A marked decline in the number of sector participants raises some concern for competition and efficiency

A defining observation for this sector has been the reduction in participants over time. This trend is also evident in Australia and the United States. This is likely a broader phenomenon and not a direct consequence of prudential regulations, although we acknowledge that compliance costs will have increased for NBDTs and this is likely to be deterring entry. We will be highlighting these issues during the Government’s Phase 2 review of the Reserve Bank Act this year, which considers the NBDT regulatory scheme.

No evidence that lending activity has migrated to other lenders or P2P platforms at this stage

Based on current evidence, we do not believe lending activity is migrating away from the NBDT sector in a meaningful way as a result of prudential settings, but the continued rapid growth of Fintech credit markets (especially P2P lending platforms) may change this assessment if they continue to grow rapidly. We also acknowledge that an unintended consequence of increased regulatory scrutiny on deposit takers may have been that wholesale funding has become comparatively cheaper for some large NBDTs, and this is likely driving some exits by larger NBDT finance companies.
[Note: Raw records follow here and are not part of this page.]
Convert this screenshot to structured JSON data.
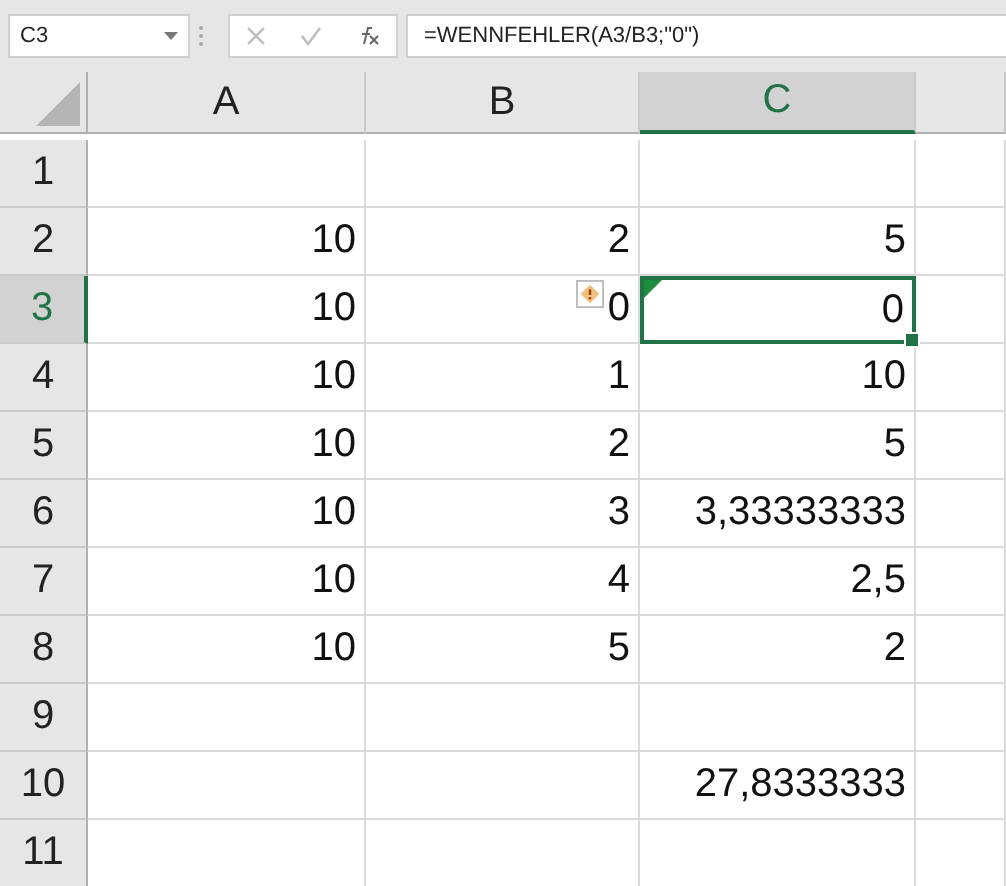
{
  "name_box": "C3",
  "formula": "=WENNFEHLER(A3/B3;\"0\")",
  "columns": [
    {
      "label": "A",
      "selected": false
    },
    {
      "label": "B",
      "selected": false
    },
    {
      "label": "C",
      "selected": true
    }
  ],
  "rows": [
    {
      "label": "1",
      "selected": false,
      "cells": []
    },
    {
      "label": "2",
      "selected": false,
      "cells": [
        "10",
        "2",
        "5"
      ]
    },
    {
      "label": "3",
      "selected": true,
      "cells": [
        "10",
        "0",
        "0"
      ],
      "error_flag": true
    },
    {
      "label": "4",
      "selected": false,
      "cells": [
        "10",
        "1",
        "10"
      ]
    },
    {
      "label": "5",
      "selected": false,
      "cells": [
        "10",
        "2",
        "5"
      ]
    },
    {
      "label": "6",
      "selected": false,
      "cells": [
        "10",
        "3",
        "3,33333333"
      ]
    },
    {
      "label": "7",
      "selected": false,
      "cells": [
        "10",
        "4",
        "2,5"
      ]
    },
    {
      "label": "8",
      "selected": false,
      "cells": [
        "10",
        "5",
        "2"
      ]
    },
    {
      "label": "9",
      "selected": false,
      "cells": []
    },
    {
      "label": "10",
      "selected": false,
      "cells": [
        "",
        "",
        "27,8333333"
      ]
    },
    {
      "label": "11",
      "selected": false,
      "cells": []
    }
  ]
}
Further monitoring will be required to better understand the forces driving funding market dynamics for this sector.

Taken together, the indicators we have examined point to an NBDT sector that appears to have adjusted reasonably well to increased regulation since 2009, and there are no obvious indications that excessive regulatory costs are adversely affecting the sector. However, there are some lingering concerns about sector consolidation trends and the ability of smaller NBDTs to keep pace with technology and cover strategic risks from a relatively low profit base, but at this stage we do not see need for further intervention. Overall, we conclude that the sector has performed relatively as expected between 2009 and 2018.



  • 1 Registered banks accounted for 97% of outstanding loans in 2018
  • 2 See Tables A2 and A3 in the appendix for details of major regulations introduced in this period that affected NBDTs
  • 3 SBS Bank in 2008; Co-Operative Bank in 2011 and Heartland Bank in 2012.
  • 4 This includes NBDTs and other non-bank lenders that do not take deposits, but instead fund their lending with ‘wholesale funds’ from investors.